And today, someone has the role of the Sibyl? Both Magrané and Blancafort assure that an activist like Greta Thunberg can play this role: “It warns and bothers”.

Christmas Eve and New Years

Where to see ‘El cant de la Sibil la’ these days

Santa Maria del Mar. The first to be recovered in Barcelona, ​​in 1983. 7:30 p.m.

Sagrada Família Crypt.
It will be performed for the first time, with the soprano Laia Nomen. 7:30 p.m.

Barcelona’s cathedral. With the mezzo-soprano Mariona Llobera and the Choir Francesc Valls. This year they have commissioned a piece from the composer Antoni Ros Marbà. 10:30 p.m.

Santa Maria del Pi. Mariona Sagarra, Joan Cabó on the organ and an introduction by the poet Eduard Escoffet. 11:30 p.m.

Cathedral of Santa Tecla of Tarragona. With Marta Mathéu and organ accompaniment. After the midnight mass.

Majorca. This year, in the 115 parishes of the island. The one at the Lluc sanctuary (7:00 p.m.) and the one at the Palma cathedral (11:00 p.m.) stand out.

Montserrat caves, on January 1.
With the soprano Kiani Vilar and the Choir Francesc Valls, with Juan de la Rubia on organ and Gener Salicrú on clarinet. With new texts and pieces by Bernat Vivancos and Joan Magrané.

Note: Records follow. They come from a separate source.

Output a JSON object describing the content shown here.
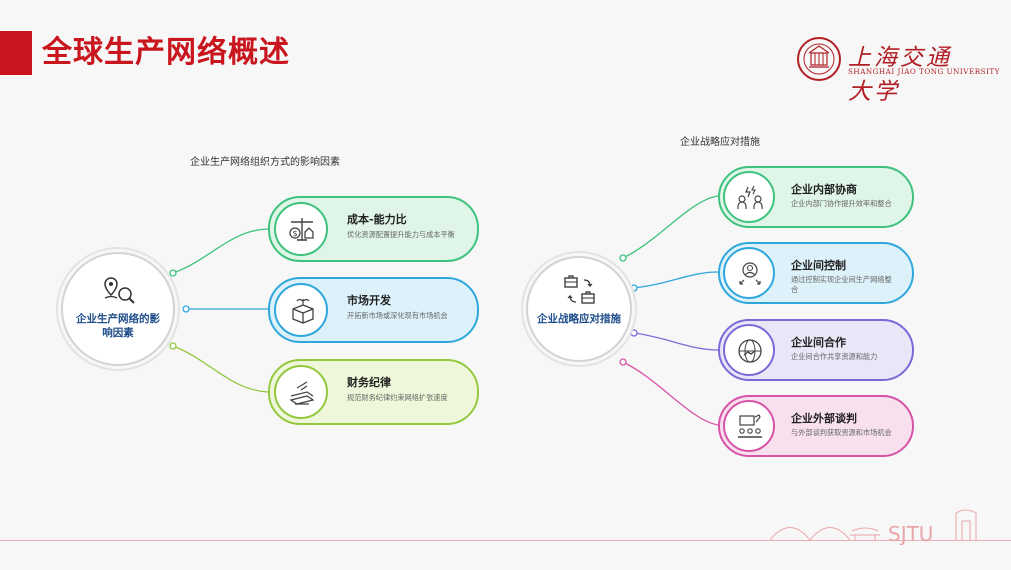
{
  "slide": {
    "title": "全球生产网络概述"
  },
  "logo": {
    "name_cn": "上海交通大学",
    "name_en": "SHANGHAI JIAO TONG UNIVERSITY",
    "footer_mark": "SJTU"
  },
  "colors": {
    "brand_red": "#c9151e",
    "green": "#3ec27d",
    "blue": "#2fa7dc",
    "lime": "#93c93f",
    "purple": "#7b69d8",
    "pink": "#d653a6"
  },
  "left": {
    "heading": "企业生产网络组织方式的影响因素",
    "hub_label": "企业生产网络的影响因素",
    "cards": [
      {
        "title": "成本-能力比",
        "desc": "优化资源配置提升能力与成本平衡",
        "icon": "balance-scale-icon"
      },
      {
        "title": "市场开发",
        "desc": "开拓新市场或深化现有市场机会",
        "icon": "box-growth-icon"
      },
      {
        "title": "财务纪律",
        "desc": "规范财务纪律约束网络扩张速度",
        "icon": "cash-stack-icon"
      }
    ]
  },
  "right": {
    "heading": "企业战略应对措施",
    "hub_label": "企业战略应对措施",
    "cards": [
      {
        "title": "企业内部协商",
        "desc": "企业内部门协作提升效率和整合",
        "icon": "team-collaboration-icon"
      },
      {
        "title": "企业间控制",
        "desc": "通过控制实现企业间生产网络整合",
        "icon": "controller-person-icon"
      },
      {
        "title": "企业间合作",
        "desc": "企业间合作共享资源和能力",
        "icon": "globe-handshake-icon"
      },
      {
        "title": "企业外部谈判",
        "desc": "与外部谈判获取资源和市场机会",
        "icon": "negotiation-table-icon"
      }
    ]
  }
}
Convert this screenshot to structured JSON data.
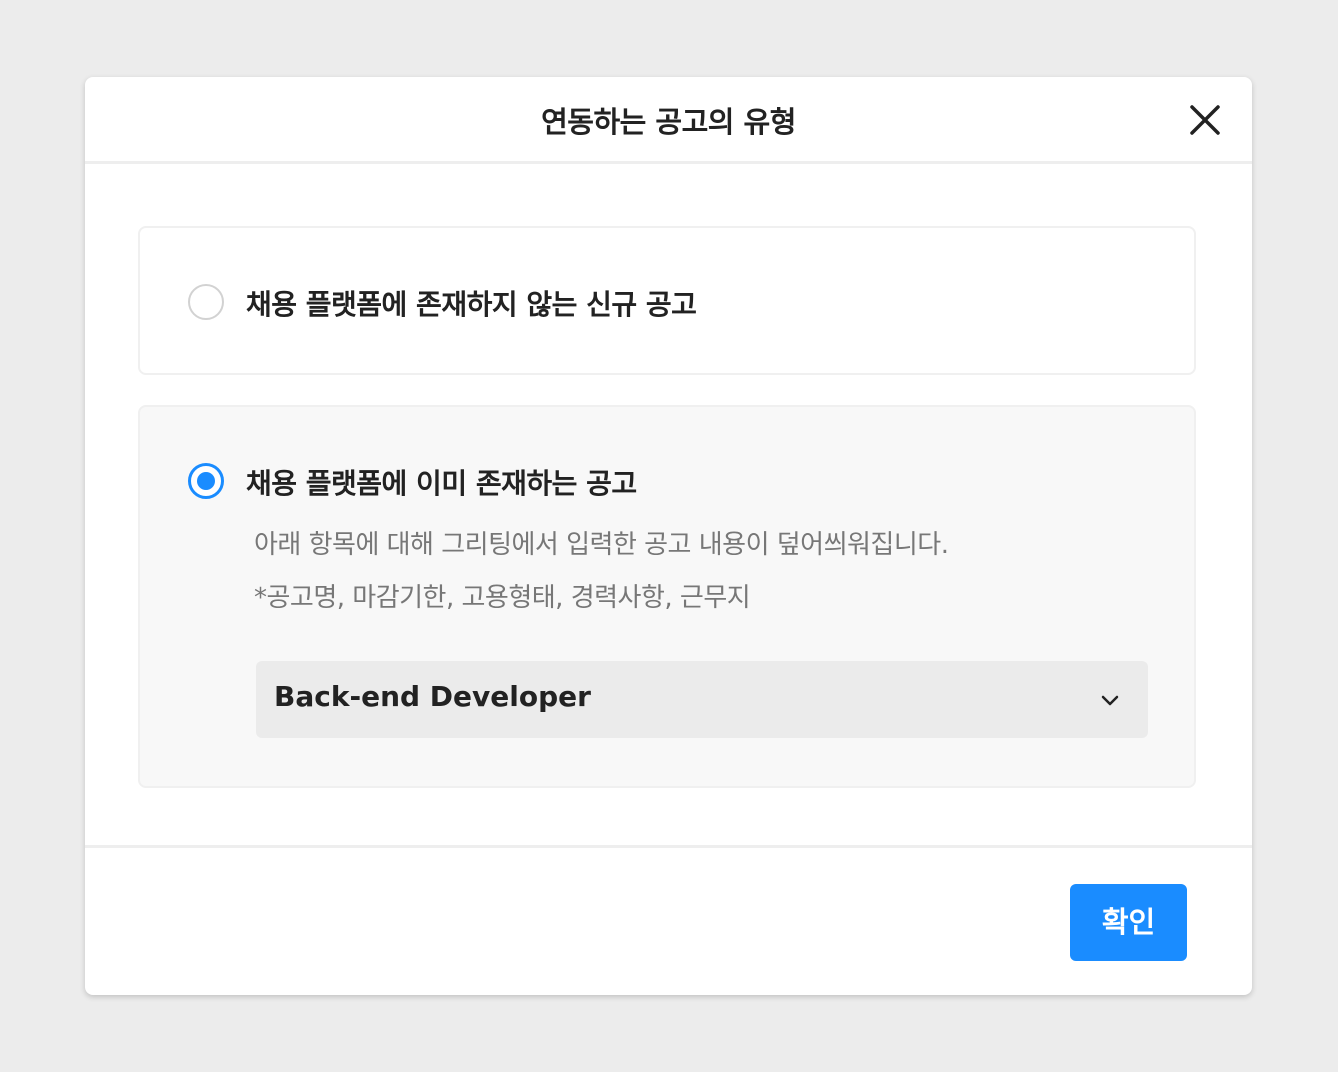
{
  "modal": {
    "title": "연동하는 공고의 유형",
    "close_icon": "close-icon"
  },
  "options": [
    {
      "label": "채용 플랫폼에 존재하지 않는 신규 공고",
      "checked": false
    },
    {
      "label": "채용 플랫폼에 이미 존재하는 공고",
      "checked": true,
      "description_line_1": "아래 항목에 대해 그리팅에서 입력한 공고 내용이 덮어씌워집니다.",
      "description_line_2": "*공고명, 마감기한, 고용형태, 경력사항, 근무지",
      "select": {
        "value": "Back-end Developer",
        "icon": "chevron-down-icon"
      }
    }
  ],
  "footer": {
    "confirm_label": "확인"
  },
  "colors": {
    "accent": "#1a8cff",
    "background": "#ececec",
    "text_primary": "#222222",
    "text_secondary": "#777777"
  }
}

It is done in a cave because it was in a cave where the ancient Sibyl of Cumes made her predictions. January 1, 2023 at 7:00 p.m.

Catalan version, here

The Sibyl, priestess of Christmas